ABOUT THIS EXERCISE ::
Your answer must be an exact copy of the records below, minus the pictures.

Entries from a dataset of interfaces

[Start of Attachment]

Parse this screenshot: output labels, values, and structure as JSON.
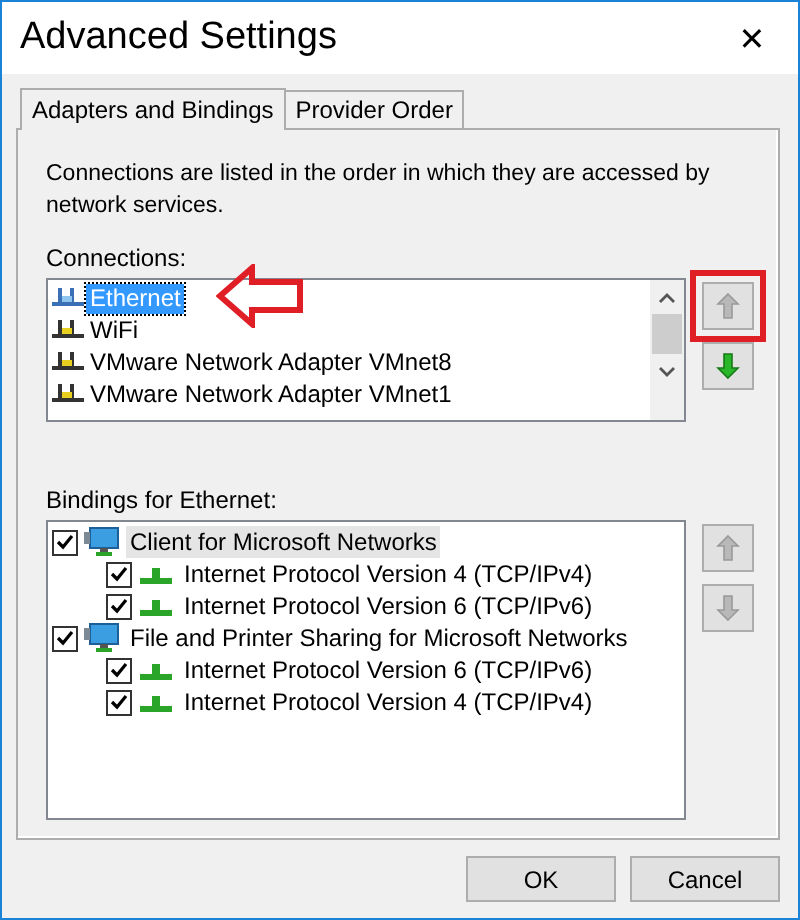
{
  "window": {
    "title": "Advanced Settings",
    "close": "✕"
  },
  "tabs": [
    {
      "label": "Adapters and Bindings",
      "selected": true
    },
    {
      "label": "Provider Order",
      "selected": false
    }
  ],
  "description": "Connections are listed in the order in which they are accessed by network services.",
  "connections": {
    "label": "Connections:",
    "items": [
      {
        "name": "Ethernet",
        "kind": "wired",
        "selected": true,
        "annotated": true
      },
      {
        "name": "WiFi",
        "kind": "wireless",
        "selected": false,
        "annotated": false
      },
      {
        "name": "VMware Network Adapter VMnet8",
        "kind": "wireless",
        "selected": false,
        "annotated": false
      },
      {
        "name": "VMware Network Adapter VMnet1",
        "kind": "wireless",
        "selected": false,
        "annotated": false
      }
    ],
    "move_up": {
      "disabled": true,
      "highlighted": true
    },
    "move_down": {
      "disabled": false,
      "highlighted": false
    }
  },
  "bindings": {
    "label": "Bindings for Ethernet:",
    "items": [
      {
        "name": "Client for Microsoft Networks",
        "checked": true,
        "selected": true,
        "children": [
          {
            "name": "Internet Protocol Version 4 (TCP/IPv4)",
            "checked": true,
            "selected": false
          },
          {
            "name": "Internet Protocol Version 6 (TCP/IPv6)",
            "checked": true,
            "selected": false
          }
        ]
      },
      {
        "name": "File and Printer Sharing for Microsoft Networks",
        "checked": true,
        "selected": false,
        "children": [
          {
            "name": "Internet Protocol Version 6 (TCP/IPv6)",
            "checked": true,
            "selected": false
          },
          {
            "name": "Internet Protocol Version 4 (TCP/IPv4)",
            "checked": true,
            "selected": false
          }
        ]
      }
    ],
    "move_up": {
      "disabled": true
    },
    "move_down": {
      "disabled": true
    }
  },
  "buttons": [
    "OK",
    "Cancel"
  ]
}
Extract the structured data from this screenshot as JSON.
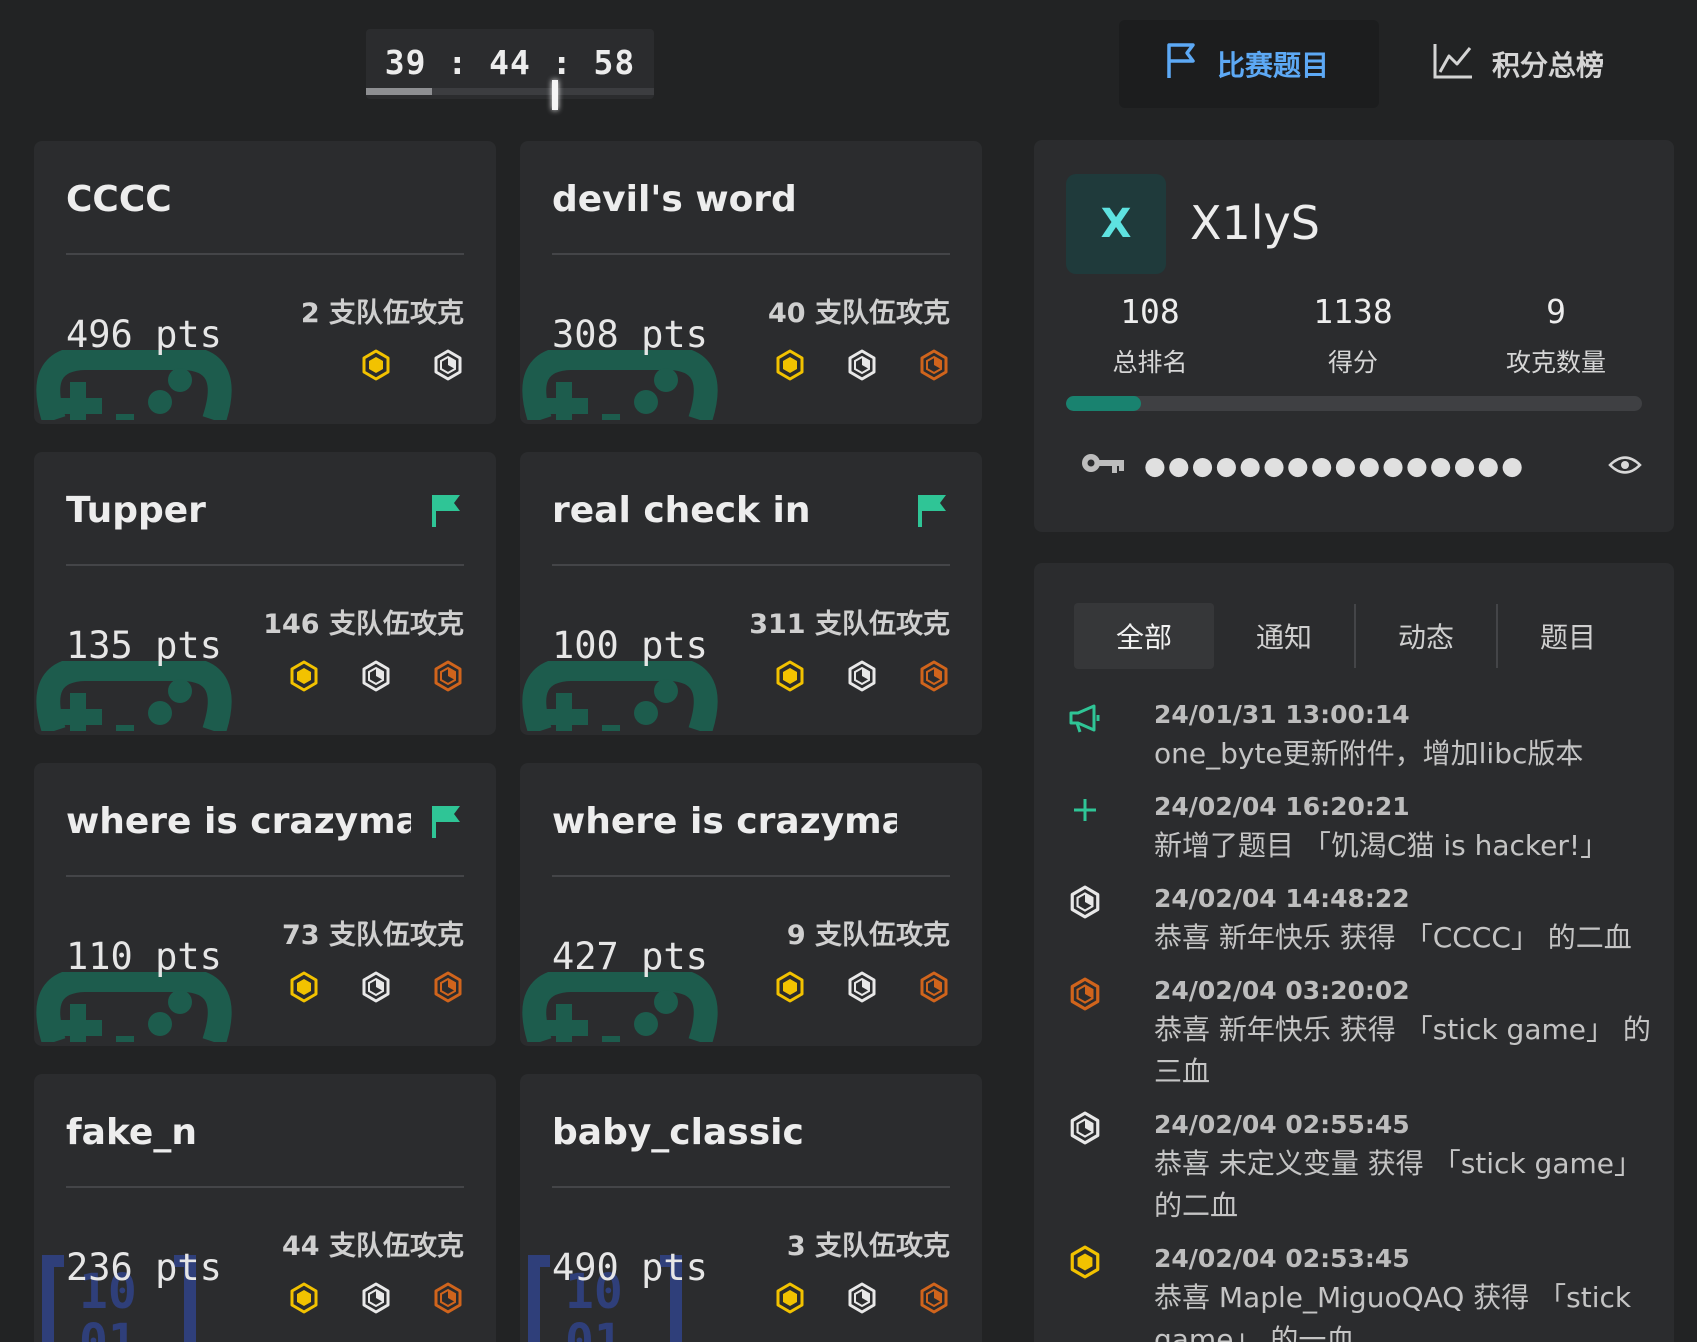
{
  "timer": {
    "text": "39 : 44 : 58",
    "progress": 0.23
  },
  "nav": {
    "challenges_label": "比赛题目",
    "scoreboard_label": "积分总榜",
    "accent": "#5da9f5"
  },
  "cards": [
    {
      "title": "CCCC",
      "pts": "496 pts",
      "solves": "2 支队伍攻克",
      "flag": false,
      "medals": [
        "gold",
        "silver"
      ],
      "bg_icon": "gamepad-icon"
    },
    {
      "title": "devil's word",
      "pts": "308 pts",
      "solves": "40 支队伍攻克",
      "flag": false,
      "medals": [
        "gold",
        "silver",
        "bronze"
      ],
      "bg_icon": "gamepad-icon"
    },
    {
      "title": "Tupper",
      "pts": "135 pts",
      "solves": "146 支队伍攻克",
      "flag": true,
      "medals": [
        "gold",
        "silver",
        "bronze"
      ],
      "bg_icon": "gamepad-icon"
    },
    {
      "title": "real check in",
      "pts": "100 pts",
      "solves": "311 支队伍攻克",
      "flag": true,
      "medals": [
        "gold",
        "silver",
        "bronze"
      ],
      "bg_icon": "gamepad-icon"
    },
    {
      "title": "where is crazyma...",
      "pts": "110 pts",
      "solves": "73 支队伍攻克",
      "flag": true,
      "medals": [
        "gold",
        "silver",
        "bronze"
      ],
      "bg_icon": "gamepad-icon"
    },
    {
      "title": "where is crazyma...",
      "pts": "427 pts",
      "solves": "9 支队伍攻克",
      "flag": false,
      "medals": [
        "gold",
        "silver",
        "bronze"
      ],
      "bg_icon": "gamepad-icon"
    },
    {
      "title": "fake_n",
      "pts": "236 pts",
      "solves": "44 支队伍攻克",
      "flag": false,
      "medals": [
        "gold",
        "silver",
        "bronze"
      ],
      "bg_icon": "binary-icon"
    },
    {
      "title": "baby_classic",
      "pts": "490 pts",
      "solves": "3 支队伍攻克",
      "flag": false,
      "medals": [
        "gold",
        "silver",
        "bronze"
      ],
      "bg_icon": "binary-icon"
    }
  ],
  "team": {
    "avatar_letter": "X",
    "name": "X1lyS",
    "rank": "108",
    "rank_label": "总排名",
    "score": "1138",
    "score_label": "得分",
    "solved": "9",
    "solved_label": "攻克数量",
    "progress": 0.13,
    "token_masked": "●●●●●●●●●●●●●●●●"
  },
  "feed": {
    "tabs": [
      "全部",
      "通知",
      "动态",
      "题目"
    ],
    "active_tab": 0,
    "items": [
      {
        "icon": "megaphone-icon",
        "time": "24/01/31 13:00:14",
        "message": "one_byte更新附件，增加libc版本"
      },
      {
        "icon": "plus-icon",
        "time": "24/02/04 16:20:21",
        "message": "新增了题目 「饥渴C猫 is hacker!」"
      },
      {
        "icon": "silver-medal-icon",
        "time": "24/02/04 14:48:22",
        "message": "恭喜 新年快乐 获得 「CCCC」 的二血"
      },
      {
        "icon": "bronze-medal-icon",
        "time": "24/02/04 03:20:02",
        "message": "恭喜 新年快乐 获得 「stick game」 的三血"
      },
      {
        "icon": "silver-medal-icon",
        "time": "24/02/04 02:55:45",
        "message": "恭喜 未定义变量 获得 「stick game」 的二血"
      },
      {
        "icon": "gold-medal-icon",
        "time": "24/02/04 02:53:45",
        "message": "恭喜 Maple_MiguoQAQ 获得 「stick game」 的一血"
      }
    ]
  },
  "colors": {
    "background": "#222324",
    "card": "#2b2c2e",
    "gold": "#f2c200",
    "silver": "#e8e8e8",
    "bronze": "#d0641c",
    "flag_green": "#2fc596",
    "gamepad_green": "#1d5c4d",
    "binary_blue": "#2f3f7a"
  }
}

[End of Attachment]

RESULT OF THE EXERCISE ::
Parse this screenshot: output labels, values, and structure as JSON.
{
  "window": {
    "title": "Advanced Settings",
    "close": "✕"
  },
  "tabs": [
    {
      "label": "Adapters and Bindings",
      "selected": true
    },
    {
      "label": "Provider Order",
      "selected": false
    }
  ],
  "description": "Connections are listed in the order in which they are accessed by network services.",
  "connections": {
    "label": "Connections:",
    "items": [
      {
        "name": "Ethernet",
        "kind": "wired",
        "selected": true,
        "annotated": true
      },
      {
        "name": "WiFi",
        "kind": "wireless",
        "selected": false,
        "annotated": false
      },
      {
        "name": "VMware Network Adapter VMnet8",
        "kind": "wireless",
        "selected": false,
        "annotated": false
      },
      {
        "name": "VMware Network Adapter VMnet1",
        "kind": "wireless",
        "selected": false,
        "annotated": false
      }
    ],
    "move_up": {
      "disabled": true,
      "highlighted": true
    },
    "move_down": {
      "disabled": false,
      "highlighted": false
    }
  },
  "bindings": {
    "label": "Bindings for Ethernet:",
    "items": [
      {
        "name": "Client for Microsoft Networks",
        "checked": true,
        "selected": true,
        "children": [
          {
            "name": "Internet Protocol Version 4 (TCP/IPv4)",
            "checked": true,
            "selected": false
          },
          {
            "name": "Internet Protocol Version 6 (TCP/IPv6)",
            "checked": true,
            "selected": false
          }
        ]
      },
      {
        "name": "File and Printer Sharing for Microsoft Networks",
        "checked": true,
        "selected": false,
        "children": [
          {
            "name": "Internet Protocol Version 6 (TCP/IPv6)",
            "checked": true,
            "selected": false
          },
          {
            "name": "Internet Protocol Version 4 (TCP/IPv4)",
            "checked": true,
            "selected": false
          }
        ]
      }
    ],
    "move_up": {
      "disabled": true
    },
    "move_down": {
      "disabled": true
    }
  },
  "buttons": [
    "OK",
    "Cancel"
  ]
}
Extract the structured data from this screenshot as JSON.
{
  "timer": {
    "text": "39 : 44 : 58",
    "progress": 0.23
  },
  "nav": {
    "challenges_label": "比赛题目",
    "scoreboard_label": "积分总榜",
    "accent": "#5da9f5"
  },
  "cards": [
    {
      "title": "CCCC",
      "pts": "496 pts",
      "solves": "2 支队伍攻克",
      "flag": false,
      "medals": [
        "gold",
        "silver"
      ],
      "bg_icon": "gamepad-icon"
    },
    {
      "title": "devil's word",
      "pts": "308 pts",
      "solves": "40 支队伍攻克",
      "flag": false,
      "medals": [
        "gold",
        "silver",
        "bronze"
      ],
      "bg_icon": "gamepad-icon"
    },
    {
      "title": "Tupper",
      "pts": "135 pts",
      "solves": "146 支队伍攻克",
      "flag": true,
      "medals": [
        "gold",
        "silver",
        "bronze"
      ],
      "bg_icon": "gamepad-icon"
    },
    {
      "title": "real check in",
      "pts": "100 pts",
      "solves": "311 支队伍攻克",
      "flag": true,
      "medals": [
        "gold",
        "silver",
        "bronze"
      ],
      "bg_icon": "gamepad-icon"
    },
    {
      "title": "where is crazyma...",
      "pts": "110 pts",
      "solves": "73 支队伍攻克",
      "flag": true,
      "medals": [
        "gold",
        "silver",
        "bronze"
      ],
      "bg_icon": "gamepad-icon"
    },
    {
      "title": "where is crazyma...",
      "pts": "427 pts",
      "solves": "9 支队伍攻克",
      "flag": false,
      "medals": [
        "gold",
        "silver",
        "bronze"
      ],
      "bg_icon": "gamepad-icon"
    },
    {
      "title": "fake_n",
      "pts": "236 pts",
      "solves": "44 支队伍攻克",
      "flag": false,
      "medals": [
        "gold",
        "silver",
        "bronze"
      ],
      "bg_icon": "binary-icon"
    },
    {
      "title": "baby_classic",
      "pts": "490 pts",
      "solves": "3 支队伍攻克",
      "flag": false,
      "medals": [
        "gold",
        "silver",
        "bronze"
      ],
      "bg_icon": "binary-icon"
    }
  ],
  "team": {
    "avatar_letter": "X",
    "name": "X1lyS",
    "rank": "108",
    "rank_label": "总排名",
    "score": "1138",
    "score_label": "得分",
    "solved": "9",
    "solved_label": "攻克数量",
    "progress": 0.13,
    "token_masked": "●●●●●●●●●●●●●●●●"
  },
  "feed": {
    "tabs": [
      "全部",
      "通知",
      "动态",
      "题目"
    ],
    "active_tab": 0,
    "items": [
      {
        "icon": "megaphone-icon",
        "time": "24/01/31 13:00:14",
        "message": "one_byte更新附件，增加libc版本"
      },
      {
        "icon": "plus-icon",
        "time": "24/02/04 16:20:21",
        "message": "新增了题目 「饥渴C猫 is hacker!」"
      },
      {
        "icon": "silver-medal-icon",
        "time": "24/02/04 14:48:22",
        "message": "恭喜 新年快乐 获得 「CCCC」 的二血"
      },
      {
        "icon": "bronze-medal-icon",
        "time": "24/02/04 03:20:02",
        "message": "恭喜 新年快乐 获得 「stick game」 的三血"
      },
      {
        "icon": "silver-medal-icon",
        "time": "24/02/04 02:55:45",
        "message": "恭喜 未定义变量 获得 「stick game」 的二血"
      },
      {
        "icon": "gold-medal-icon",
        "time": "24/02/04 02:53:45",
        "message": "恭喜 Maple_MiguoQAQ 获得 「stick game」 的一血"
      }
    ]
  },
  "colors": {
    "background": "#222324",
    "card": "#2b2c2e",
    "gold": "#f2c200",
    "silver": "#e8e8e8",
    "bronze": "#d0641c",
    "flag_green": "#2fc596",
    "gamepad_green": "#1d5c4d",
    "binary_blue": "#2f3f7a"
  }
}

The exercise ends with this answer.